I am excited to announce a new gig for me. For the first time in over 10 years, I will be working for a company. Yes, I am hitching my wagon to the man. But first a little background.
I wrote a month ago about the need to establish, curate and engage with your network. I posted it to INC magazine (the 161st article I have penned for them) under the title, “My Business Just Closed, What Do I Do Now?” If you have not read it, please take a second and read through it. The experience was really awesome and sets the stage for the rest of this blog. Go ahead, I’ll wait . . .
One idea I was working on for the past 2-3 months, was to build a new business around a paid speaking/paid writing/paid startup workshop bundle. I have been lucky enough to get paid for my speaking and writing over the past two years and I had tested a paid workshop in Raleigh with seven eager founders last year that went really well. What if I could roll out this bundle throughout the southeast (there are 14+ good sized communities within a four hour drive of Durham)?
In early December, I wanted to hear what was going on in high-velocity startup communities outside of Raleigh/Durham. As you know, I have spent a lot of time here pushing, cajoling, operating, fundraising – you get the idea. At times I wonder if I am hearing my own words rebounding back to me from others. To test against that, I wanted to get out of Dodge and better understand what are others doing that I am not aware of. The answer? Go to Mecca. Mecca for me was David Cohen, Founder & CEO of Techstars and Brad Feld of Startup Communities fame.
You see, I reached out to them back in 2009 when the idea of creating The Startup Factory (Triangle Startup Factory) was front of mind. As is their nature, they answered with their #GiveFirst mentality. Much of TSF and frankly the area’s attitude had its roots in those early discussions. In the fall of 2010, Adam Smith (Square One Bank at the time) and I brought both of them to town as they were promoting their new book, Do More Faster. We put over 300 people in Bay 7 at ATC here in Durham!
Over the years, Brad, David and I occasionally dropped each other an email, but last fall I reached out to them requesting some face time and we finally locked in on an early December visit to Boulder, CO. The agenda? No real agenda per se. I wanted to talk about Techstars expansion plans as well as pick their brains on community. They wanted to hear about The Startup Factory and my experiences operating in RTP (as Brad refers to our area).
The net result of that meeting after three trips to Boulder in six weeks is a new role and business for Techstars. Every time I doubt the process, the process comes through for me.
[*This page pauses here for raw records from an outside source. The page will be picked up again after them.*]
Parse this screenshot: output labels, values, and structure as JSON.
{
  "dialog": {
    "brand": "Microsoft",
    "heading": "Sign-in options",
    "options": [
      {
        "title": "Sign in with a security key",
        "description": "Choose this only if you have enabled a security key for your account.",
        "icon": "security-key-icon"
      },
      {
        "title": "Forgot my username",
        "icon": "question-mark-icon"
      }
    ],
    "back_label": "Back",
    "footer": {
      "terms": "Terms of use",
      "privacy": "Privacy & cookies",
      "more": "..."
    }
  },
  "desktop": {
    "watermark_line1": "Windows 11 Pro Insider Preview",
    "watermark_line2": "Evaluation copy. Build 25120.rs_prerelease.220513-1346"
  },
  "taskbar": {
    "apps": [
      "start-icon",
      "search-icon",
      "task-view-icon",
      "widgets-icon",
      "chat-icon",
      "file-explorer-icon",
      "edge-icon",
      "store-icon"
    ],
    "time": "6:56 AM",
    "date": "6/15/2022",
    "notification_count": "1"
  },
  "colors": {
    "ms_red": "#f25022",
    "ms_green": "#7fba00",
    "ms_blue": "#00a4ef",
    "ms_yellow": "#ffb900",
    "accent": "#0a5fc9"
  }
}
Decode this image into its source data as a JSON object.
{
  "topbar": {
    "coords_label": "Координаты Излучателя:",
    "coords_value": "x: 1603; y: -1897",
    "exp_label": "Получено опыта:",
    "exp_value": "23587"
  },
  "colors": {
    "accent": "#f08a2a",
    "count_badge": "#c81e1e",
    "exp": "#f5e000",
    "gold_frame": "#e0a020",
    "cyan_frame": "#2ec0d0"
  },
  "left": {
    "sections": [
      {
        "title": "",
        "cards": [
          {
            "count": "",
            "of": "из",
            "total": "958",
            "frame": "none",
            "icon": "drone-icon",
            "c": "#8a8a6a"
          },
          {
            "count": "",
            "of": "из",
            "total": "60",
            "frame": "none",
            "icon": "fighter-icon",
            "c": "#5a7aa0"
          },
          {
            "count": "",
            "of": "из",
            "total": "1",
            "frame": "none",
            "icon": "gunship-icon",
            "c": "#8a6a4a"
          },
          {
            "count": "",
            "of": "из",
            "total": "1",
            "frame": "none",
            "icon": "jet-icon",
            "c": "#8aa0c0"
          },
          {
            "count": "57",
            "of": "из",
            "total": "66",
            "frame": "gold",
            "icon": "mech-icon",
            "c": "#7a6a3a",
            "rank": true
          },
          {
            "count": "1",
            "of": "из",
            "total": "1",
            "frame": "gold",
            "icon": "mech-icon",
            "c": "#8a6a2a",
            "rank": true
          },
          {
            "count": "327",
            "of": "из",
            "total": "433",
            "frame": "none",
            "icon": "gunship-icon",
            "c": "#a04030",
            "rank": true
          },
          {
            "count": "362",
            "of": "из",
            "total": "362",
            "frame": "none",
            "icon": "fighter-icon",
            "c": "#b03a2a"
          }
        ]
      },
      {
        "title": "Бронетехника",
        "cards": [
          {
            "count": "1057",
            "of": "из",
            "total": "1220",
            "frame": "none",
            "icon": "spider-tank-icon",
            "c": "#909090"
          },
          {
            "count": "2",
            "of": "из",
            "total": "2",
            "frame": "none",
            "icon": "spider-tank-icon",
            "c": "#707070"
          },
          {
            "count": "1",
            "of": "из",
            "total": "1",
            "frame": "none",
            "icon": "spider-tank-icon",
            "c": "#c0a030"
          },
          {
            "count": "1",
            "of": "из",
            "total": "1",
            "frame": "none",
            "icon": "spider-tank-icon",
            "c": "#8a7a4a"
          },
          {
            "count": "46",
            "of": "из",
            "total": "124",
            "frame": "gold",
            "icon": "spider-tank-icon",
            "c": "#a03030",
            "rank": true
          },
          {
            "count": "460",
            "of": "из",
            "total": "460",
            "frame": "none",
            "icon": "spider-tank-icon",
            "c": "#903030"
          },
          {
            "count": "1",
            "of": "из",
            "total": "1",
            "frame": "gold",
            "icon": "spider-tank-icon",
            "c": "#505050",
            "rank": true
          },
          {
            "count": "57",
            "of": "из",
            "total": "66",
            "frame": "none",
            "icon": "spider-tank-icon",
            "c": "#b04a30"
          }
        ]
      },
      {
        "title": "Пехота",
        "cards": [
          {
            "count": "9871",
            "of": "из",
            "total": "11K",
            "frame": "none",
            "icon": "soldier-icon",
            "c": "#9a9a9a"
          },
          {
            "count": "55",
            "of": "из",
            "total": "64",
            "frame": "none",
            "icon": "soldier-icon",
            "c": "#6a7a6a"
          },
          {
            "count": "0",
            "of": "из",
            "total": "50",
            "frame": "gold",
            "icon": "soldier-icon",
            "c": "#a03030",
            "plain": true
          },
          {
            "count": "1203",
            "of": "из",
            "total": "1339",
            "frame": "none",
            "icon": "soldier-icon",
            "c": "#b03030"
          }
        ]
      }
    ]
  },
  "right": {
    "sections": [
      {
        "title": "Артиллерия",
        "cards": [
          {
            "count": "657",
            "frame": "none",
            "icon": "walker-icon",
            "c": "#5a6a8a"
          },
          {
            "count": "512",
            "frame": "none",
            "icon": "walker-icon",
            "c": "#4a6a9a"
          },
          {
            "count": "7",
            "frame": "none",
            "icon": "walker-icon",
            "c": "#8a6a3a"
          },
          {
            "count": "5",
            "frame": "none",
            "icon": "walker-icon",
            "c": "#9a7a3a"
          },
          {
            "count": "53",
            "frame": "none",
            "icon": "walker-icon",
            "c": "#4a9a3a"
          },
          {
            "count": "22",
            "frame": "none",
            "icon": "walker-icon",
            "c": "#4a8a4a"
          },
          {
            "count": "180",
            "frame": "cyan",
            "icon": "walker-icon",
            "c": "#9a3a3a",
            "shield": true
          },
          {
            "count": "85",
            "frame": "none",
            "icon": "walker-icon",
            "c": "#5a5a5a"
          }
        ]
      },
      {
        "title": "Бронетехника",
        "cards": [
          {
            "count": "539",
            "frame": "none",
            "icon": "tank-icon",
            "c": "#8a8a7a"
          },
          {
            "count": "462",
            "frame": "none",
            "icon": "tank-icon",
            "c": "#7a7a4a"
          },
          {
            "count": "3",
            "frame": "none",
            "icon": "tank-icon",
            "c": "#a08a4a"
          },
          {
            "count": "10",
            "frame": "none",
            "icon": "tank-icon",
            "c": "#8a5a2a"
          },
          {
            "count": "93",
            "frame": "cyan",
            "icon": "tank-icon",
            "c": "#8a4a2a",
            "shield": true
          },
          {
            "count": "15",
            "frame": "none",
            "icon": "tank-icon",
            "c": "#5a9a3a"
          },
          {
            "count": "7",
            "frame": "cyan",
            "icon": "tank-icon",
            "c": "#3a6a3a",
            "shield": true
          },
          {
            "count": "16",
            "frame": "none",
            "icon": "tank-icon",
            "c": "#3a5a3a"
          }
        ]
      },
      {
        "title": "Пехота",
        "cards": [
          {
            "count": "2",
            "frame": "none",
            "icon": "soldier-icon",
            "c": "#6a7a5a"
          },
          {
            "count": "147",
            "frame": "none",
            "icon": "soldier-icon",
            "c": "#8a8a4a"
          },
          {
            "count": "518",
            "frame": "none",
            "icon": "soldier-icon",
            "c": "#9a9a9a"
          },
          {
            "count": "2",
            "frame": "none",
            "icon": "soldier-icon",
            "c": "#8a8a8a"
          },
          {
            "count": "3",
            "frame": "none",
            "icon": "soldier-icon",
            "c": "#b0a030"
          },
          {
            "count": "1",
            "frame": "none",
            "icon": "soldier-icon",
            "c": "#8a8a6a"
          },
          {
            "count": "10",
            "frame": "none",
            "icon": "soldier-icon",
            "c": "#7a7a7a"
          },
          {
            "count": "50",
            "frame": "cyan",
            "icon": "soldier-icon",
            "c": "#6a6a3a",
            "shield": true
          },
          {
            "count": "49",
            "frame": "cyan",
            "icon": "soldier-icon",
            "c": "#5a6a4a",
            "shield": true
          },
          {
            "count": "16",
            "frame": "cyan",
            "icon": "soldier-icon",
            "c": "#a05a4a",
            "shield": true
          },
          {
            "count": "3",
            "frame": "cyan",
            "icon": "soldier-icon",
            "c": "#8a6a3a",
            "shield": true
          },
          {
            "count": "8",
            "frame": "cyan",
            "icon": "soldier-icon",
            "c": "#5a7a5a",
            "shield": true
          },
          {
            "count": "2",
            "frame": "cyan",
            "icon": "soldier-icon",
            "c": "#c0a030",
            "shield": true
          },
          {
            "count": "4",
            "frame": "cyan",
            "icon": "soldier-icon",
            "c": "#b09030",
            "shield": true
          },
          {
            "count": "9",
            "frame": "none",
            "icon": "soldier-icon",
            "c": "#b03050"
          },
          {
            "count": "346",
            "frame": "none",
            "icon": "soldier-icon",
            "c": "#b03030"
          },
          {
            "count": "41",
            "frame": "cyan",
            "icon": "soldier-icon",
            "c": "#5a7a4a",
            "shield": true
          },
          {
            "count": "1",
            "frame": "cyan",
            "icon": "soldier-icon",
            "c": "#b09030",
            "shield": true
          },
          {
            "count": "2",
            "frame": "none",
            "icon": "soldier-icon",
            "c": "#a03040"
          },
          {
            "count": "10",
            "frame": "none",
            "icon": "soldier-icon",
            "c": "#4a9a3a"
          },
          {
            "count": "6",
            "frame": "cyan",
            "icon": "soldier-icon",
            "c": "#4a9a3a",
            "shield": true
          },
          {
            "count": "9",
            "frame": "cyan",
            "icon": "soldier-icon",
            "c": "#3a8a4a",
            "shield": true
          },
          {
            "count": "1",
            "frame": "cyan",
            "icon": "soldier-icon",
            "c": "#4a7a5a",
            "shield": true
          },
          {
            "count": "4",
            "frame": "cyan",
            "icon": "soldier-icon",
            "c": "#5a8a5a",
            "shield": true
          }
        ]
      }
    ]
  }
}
Two weeks ago, I officially joined Techstars as an EIR (Entrepreneur in Residence) with the charter to uncover a business that will deliver yet-to-be-determined products & services for communities around the world. Every community today has a startup ecosystem goal bigger than the position they hold today. I will help Techstars bring their treasure-trove of assets & experiences combined with other tools outside of the Techstars family to accelerate community development. This effort will coincide with a sequel edition of Startup Communities from Brad that I will be involved with.
Working with David, Brad and the rest of the Techstars team (160+ strong) will be a complete blast and will have a lasting global impact.
Just sharing this makes me smile ear to ear. This role feels like the next natural step for me. I get to work with an amazing organization (25 accelerator locations worldwide today) and I get to help make an impact to those communities just beginning their nascent journey.
Oh, and I get to stay in Raleigh/Durham and bring these best practices back here to help our community continue on its path.